--- Material shown Enclosed Below ---
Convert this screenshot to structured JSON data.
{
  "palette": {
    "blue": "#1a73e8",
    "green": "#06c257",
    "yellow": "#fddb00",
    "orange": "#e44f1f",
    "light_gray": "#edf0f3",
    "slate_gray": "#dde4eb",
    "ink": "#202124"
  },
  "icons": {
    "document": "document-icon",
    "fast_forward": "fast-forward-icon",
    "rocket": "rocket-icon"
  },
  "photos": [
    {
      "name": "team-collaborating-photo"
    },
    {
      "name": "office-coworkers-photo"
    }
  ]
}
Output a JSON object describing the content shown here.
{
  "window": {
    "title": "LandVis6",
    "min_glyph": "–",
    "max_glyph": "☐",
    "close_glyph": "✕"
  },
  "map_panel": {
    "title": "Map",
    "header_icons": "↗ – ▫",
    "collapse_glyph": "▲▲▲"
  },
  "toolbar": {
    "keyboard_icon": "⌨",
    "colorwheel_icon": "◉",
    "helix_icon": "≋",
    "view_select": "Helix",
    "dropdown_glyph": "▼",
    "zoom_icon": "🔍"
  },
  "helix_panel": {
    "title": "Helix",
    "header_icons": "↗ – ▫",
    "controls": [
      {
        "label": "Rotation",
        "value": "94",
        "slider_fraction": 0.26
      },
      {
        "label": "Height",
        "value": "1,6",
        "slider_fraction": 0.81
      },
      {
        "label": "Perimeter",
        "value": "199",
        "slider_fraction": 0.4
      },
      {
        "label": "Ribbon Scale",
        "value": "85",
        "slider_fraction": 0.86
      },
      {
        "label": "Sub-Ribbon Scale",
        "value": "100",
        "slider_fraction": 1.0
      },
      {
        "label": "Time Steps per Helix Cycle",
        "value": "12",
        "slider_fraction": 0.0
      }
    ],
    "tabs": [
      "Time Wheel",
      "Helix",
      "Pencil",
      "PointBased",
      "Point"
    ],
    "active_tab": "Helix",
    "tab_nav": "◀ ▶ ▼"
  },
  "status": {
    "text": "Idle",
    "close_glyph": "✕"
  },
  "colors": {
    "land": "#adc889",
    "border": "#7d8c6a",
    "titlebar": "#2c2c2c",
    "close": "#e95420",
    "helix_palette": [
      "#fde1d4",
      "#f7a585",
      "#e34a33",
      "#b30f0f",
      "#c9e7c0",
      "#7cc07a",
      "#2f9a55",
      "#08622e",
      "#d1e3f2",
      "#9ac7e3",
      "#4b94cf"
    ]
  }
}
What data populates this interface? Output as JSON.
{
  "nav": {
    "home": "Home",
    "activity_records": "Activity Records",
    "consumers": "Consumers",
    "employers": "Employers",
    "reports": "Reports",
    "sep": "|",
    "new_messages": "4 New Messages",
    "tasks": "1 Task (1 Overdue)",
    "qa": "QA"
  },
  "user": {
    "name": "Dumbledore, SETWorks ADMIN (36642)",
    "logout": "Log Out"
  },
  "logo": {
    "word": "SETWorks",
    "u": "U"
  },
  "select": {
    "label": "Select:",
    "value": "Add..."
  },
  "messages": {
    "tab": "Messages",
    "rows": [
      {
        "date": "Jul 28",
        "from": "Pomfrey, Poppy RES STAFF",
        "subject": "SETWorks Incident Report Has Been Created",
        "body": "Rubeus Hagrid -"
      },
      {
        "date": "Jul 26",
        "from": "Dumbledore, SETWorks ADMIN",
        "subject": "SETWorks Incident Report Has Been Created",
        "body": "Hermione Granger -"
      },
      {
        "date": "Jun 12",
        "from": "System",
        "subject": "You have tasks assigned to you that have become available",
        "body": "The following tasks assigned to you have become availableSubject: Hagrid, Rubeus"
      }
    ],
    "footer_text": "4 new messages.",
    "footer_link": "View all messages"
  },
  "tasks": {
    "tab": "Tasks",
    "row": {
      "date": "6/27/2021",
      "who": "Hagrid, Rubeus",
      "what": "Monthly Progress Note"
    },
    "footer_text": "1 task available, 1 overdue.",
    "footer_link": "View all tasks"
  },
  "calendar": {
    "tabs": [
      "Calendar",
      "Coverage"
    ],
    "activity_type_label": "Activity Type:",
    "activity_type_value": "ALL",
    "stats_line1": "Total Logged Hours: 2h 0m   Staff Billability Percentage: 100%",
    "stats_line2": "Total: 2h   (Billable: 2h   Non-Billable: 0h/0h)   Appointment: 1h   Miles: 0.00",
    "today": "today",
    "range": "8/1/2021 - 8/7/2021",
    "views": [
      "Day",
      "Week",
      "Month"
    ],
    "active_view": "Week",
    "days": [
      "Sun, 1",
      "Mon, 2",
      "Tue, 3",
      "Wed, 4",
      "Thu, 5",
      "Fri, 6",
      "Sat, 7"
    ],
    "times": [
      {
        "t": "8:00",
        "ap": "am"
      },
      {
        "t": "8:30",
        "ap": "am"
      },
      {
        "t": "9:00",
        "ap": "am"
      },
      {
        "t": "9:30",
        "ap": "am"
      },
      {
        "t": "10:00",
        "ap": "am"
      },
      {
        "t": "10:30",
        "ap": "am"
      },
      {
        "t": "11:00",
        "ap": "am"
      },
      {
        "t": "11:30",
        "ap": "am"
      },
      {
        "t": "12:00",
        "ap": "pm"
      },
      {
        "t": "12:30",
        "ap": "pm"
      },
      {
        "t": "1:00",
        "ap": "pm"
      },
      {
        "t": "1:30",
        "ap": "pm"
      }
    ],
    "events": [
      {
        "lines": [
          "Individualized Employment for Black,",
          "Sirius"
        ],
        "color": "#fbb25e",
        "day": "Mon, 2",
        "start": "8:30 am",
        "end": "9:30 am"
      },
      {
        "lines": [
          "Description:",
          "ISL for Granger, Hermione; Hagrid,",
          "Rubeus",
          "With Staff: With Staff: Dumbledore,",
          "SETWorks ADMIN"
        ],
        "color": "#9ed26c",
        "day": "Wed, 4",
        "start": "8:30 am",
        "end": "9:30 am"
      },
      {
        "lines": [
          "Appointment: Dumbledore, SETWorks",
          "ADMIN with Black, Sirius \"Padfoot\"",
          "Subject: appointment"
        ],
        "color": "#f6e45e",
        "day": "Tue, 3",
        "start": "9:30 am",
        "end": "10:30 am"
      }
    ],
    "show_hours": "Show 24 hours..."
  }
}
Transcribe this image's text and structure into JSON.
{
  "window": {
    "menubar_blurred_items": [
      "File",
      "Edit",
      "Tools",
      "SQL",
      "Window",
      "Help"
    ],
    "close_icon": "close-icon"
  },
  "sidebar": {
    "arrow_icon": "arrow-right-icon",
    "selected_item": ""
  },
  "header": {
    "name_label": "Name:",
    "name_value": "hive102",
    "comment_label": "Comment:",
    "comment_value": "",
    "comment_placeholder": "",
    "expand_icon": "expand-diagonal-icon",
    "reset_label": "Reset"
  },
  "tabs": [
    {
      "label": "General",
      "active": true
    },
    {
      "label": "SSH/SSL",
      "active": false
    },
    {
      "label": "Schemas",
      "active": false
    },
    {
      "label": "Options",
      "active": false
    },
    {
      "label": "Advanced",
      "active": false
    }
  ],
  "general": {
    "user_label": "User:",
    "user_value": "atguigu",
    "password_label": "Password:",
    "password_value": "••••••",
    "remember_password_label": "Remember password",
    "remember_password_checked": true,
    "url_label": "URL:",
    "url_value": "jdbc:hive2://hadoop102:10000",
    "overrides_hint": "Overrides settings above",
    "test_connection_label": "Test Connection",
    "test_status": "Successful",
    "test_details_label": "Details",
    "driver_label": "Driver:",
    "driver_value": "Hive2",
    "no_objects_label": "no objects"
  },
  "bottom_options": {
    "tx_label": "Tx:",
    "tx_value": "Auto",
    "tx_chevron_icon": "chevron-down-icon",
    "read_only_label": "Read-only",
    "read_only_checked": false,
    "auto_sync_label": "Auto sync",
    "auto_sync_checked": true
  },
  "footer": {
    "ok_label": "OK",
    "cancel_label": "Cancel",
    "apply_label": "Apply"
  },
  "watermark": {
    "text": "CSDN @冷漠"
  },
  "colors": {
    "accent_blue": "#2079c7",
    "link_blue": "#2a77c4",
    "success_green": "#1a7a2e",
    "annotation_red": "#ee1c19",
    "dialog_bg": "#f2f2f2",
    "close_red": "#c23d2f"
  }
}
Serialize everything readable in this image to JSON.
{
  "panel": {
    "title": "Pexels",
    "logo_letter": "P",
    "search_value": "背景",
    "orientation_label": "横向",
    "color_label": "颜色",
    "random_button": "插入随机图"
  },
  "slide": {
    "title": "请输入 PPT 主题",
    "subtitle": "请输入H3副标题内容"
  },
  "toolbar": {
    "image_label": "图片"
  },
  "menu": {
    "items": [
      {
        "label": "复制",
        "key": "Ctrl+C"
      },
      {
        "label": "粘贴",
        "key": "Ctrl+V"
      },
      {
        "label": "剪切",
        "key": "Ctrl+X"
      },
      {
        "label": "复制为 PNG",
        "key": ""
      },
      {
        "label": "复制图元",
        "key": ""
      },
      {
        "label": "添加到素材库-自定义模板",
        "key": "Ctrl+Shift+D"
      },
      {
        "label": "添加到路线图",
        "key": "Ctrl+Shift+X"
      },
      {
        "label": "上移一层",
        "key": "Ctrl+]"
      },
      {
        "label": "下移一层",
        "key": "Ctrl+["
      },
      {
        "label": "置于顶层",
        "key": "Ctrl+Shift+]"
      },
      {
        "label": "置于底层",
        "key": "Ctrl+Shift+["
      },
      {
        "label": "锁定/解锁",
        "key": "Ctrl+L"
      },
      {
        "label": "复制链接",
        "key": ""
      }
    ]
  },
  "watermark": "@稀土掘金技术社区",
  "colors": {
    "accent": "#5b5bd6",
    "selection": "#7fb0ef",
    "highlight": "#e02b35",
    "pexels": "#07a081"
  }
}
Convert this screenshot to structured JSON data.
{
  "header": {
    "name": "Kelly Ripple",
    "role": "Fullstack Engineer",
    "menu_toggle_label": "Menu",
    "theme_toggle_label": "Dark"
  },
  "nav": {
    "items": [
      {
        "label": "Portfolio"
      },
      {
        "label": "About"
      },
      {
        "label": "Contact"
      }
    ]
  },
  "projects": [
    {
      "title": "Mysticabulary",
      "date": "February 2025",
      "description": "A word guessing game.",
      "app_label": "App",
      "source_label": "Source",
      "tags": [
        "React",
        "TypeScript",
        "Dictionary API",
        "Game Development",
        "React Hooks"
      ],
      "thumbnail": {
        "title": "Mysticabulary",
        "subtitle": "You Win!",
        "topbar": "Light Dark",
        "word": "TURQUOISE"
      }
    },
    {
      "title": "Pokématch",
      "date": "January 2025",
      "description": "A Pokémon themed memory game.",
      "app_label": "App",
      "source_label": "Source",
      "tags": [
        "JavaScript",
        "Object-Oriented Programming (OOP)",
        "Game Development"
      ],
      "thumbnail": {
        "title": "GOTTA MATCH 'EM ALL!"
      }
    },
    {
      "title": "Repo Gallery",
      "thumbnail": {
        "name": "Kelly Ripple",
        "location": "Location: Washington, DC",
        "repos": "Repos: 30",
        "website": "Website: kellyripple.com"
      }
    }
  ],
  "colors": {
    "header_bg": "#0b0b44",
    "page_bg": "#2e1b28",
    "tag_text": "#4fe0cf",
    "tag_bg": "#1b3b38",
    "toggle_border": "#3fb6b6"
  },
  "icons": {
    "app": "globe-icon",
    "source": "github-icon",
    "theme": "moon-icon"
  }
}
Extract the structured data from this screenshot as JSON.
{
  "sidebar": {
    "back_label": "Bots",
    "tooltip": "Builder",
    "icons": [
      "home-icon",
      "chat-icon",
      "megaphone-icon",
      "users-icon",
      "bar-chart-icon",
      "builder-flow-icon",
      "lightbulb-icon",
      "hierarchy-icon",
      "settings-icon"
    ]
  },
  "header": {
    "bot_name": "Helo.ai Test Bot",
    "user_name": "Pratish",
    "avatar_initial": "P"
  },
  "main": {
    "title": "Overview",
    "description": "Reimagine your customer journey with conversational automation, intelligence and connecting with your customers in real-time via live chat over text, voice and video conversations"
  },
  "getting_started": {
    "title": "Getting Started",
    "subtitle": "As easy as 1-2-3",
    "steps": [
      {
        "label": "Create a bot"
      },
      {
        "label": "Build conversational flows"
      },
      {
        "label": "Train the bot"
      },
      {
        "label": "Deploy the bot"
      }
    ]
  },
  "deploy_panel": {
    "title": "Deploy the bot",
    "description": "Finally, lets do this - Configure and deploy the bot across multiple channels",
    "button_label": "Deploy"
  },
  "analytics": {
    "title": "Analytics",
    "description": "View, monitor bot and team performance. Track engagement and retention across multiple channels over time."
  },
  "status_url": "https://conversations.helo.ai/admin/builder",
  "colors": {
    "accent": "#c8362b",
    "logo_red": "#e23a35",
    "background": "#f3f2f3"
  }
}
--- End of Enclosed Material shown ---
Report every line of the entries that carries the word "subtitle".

    "subtitle": "请输入H3副标题内容"
        "subtitle": "You Win!",
    "subtitle": "As easy as 1-2-3",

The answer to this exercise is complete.